*EXERCISE AIM*. The entries below are to be given back exactly, with images excluded.

(Data entries)
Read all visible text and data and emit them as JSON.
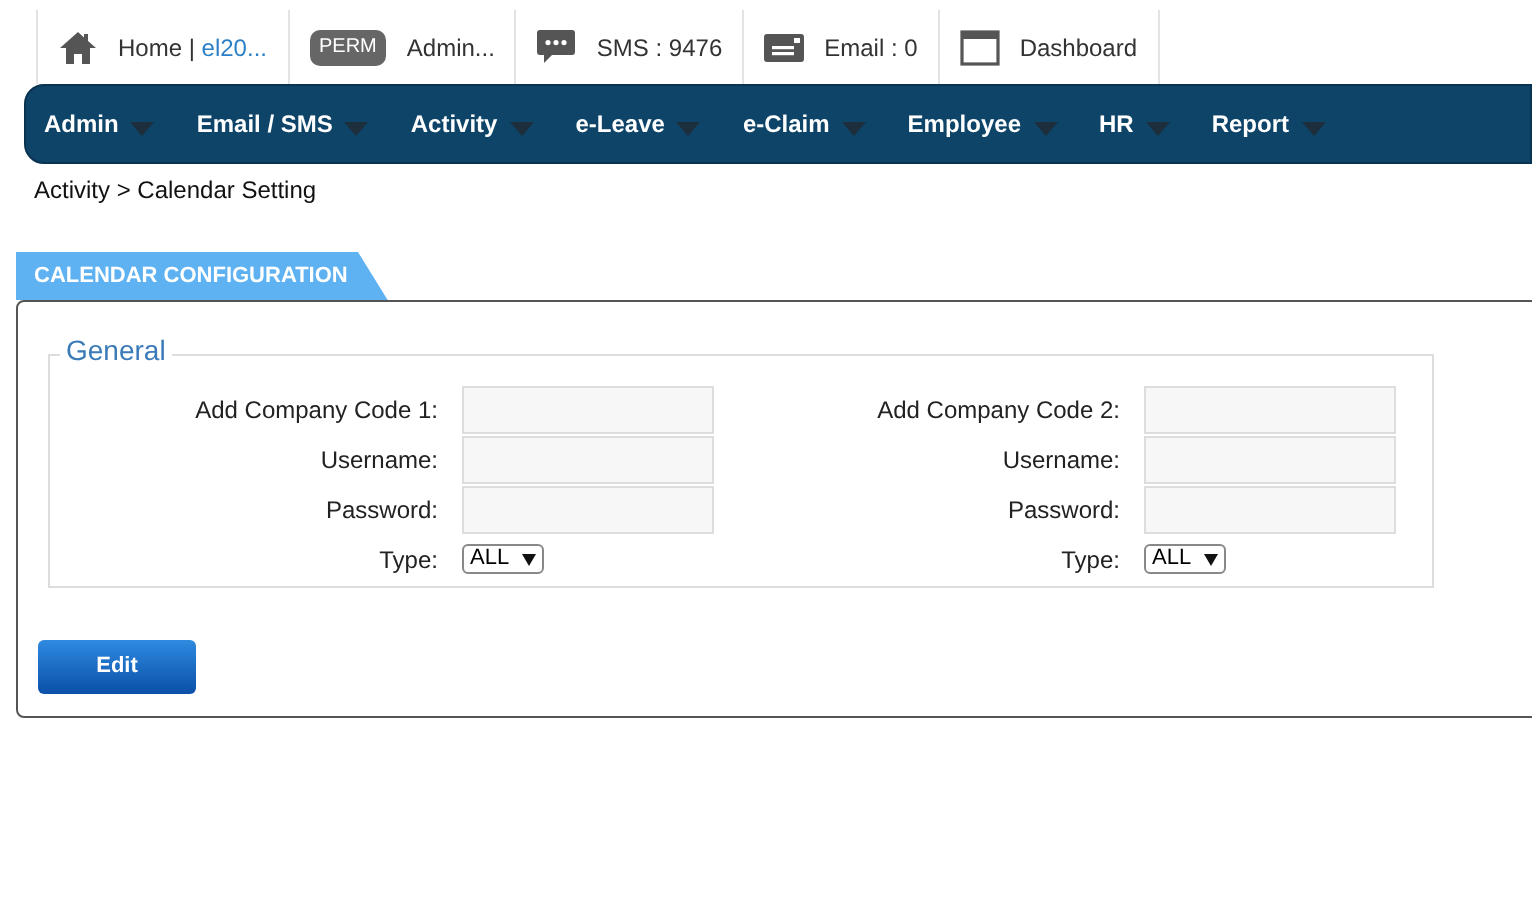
{
  "topbar": [
    {
      "kind": "home",
      "label": "Home | ",
      "link": "el20..."
    },
    {
      "kind": "perm",
      "badge": "PERM",
      "label": "Admin..."
    },
    {
      "kind": "sms",
      "label": "SMS : 9476"
    },
    {
      "kind": "email",
      "label": "Email : 0"
    },
    {
      "kind": "dashboard",
      "label": "Dashboard"
    }
  ],
  "menu": [
    "Admin",
    "Email / SMS",
    "Activity",
    "e-Leave",
    "e-Claim",
    "Employee",
    "HR",
    "Report"
  ],
  "breadcrumb": "Activity > Calendar Setting",
  "panel_tab": "CALENDAR CONFIGURATION",
  "fieldset": {
    "legend": "General",
    "columns": [
      {
        "fields": [
          {
            "kind": "text",
            "label": "Add Company Code 1:"
          },
          {
            "kind": "text",
            "label": "Username:"
          },
          {
            "kind": "text",
            "label": "Password:"
          },
          {
            "kind": "select",
            "label": "Type:",
            "value": "ALL"
          }
        ]
      },
      {
        "fields": [
          {
            "kind": "text",
            "label": "Add Company Code 2:"
          },
          {
            "kind": "text",
            "label": "Username:"
          },
          {
            "kind": "text",
            "label": "Password:"
          },
          {
            "kind": "select",
            "label": "Type:",
            "value": "ALL"
          }
        ]
      }
    ]
  },
  "edit_button": "Edit"
}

*RESULT*.
Read all visible text and data and emit them as JSON.
{
  "topbar": [
    {
      "kind": "home",
      "label": "Home | ",
      "link": "el20..."
    },
    {
      "kind": "perm",
      "badge": "PERM",
      "label": "Admin..."
    },
    {
      "kind": "sms",
      "label": "SMS : 9476"
    },
    {
      "kind": "email",
      "label": "Email : 0"
    },
    {
      "kind": "dashboard",
      "label": "Dashboard"
    }
  ],
  "menu": [
    "Admin",
    "Email / SMS",
    "Activity",
    "e-Leave",
    "e-Claim",
    "Employee",
    "HR",
    "Report"
  ],
  "breadcrumb": "Activity > Calendar Setting",
  "panel_tab": "CALENDAR CONFIGURATION",
  "fieldset": {
    "legend": "General",
    "columns": [
      {
        "fields": [
          {
            "kind": "text",
            "label": "Add Company Code 1:"
          },
          {
            "kind": "text",
            "label": "Username:"
          },
          {
            "kind": "text",
            "label": "Password:"
          },
          {
            "kind": "select",
            "label": "Type:",
            "value": "ALL"
          }
        ]
      },
      {
        "fields": [
          {
            "kind": "text",
            "label": "Add Company Code 2:"
          },
          {
            "kind": "text",
            "label": "Username:"
          },
          {
            "kind": "text",
            "label": "Password:"
          },
          {
            "kind": "select",
            "label": "Type:",
            "value": "ALL"
          }
        ]
      }
    ]
  },
  "edit_button": "Edit"
}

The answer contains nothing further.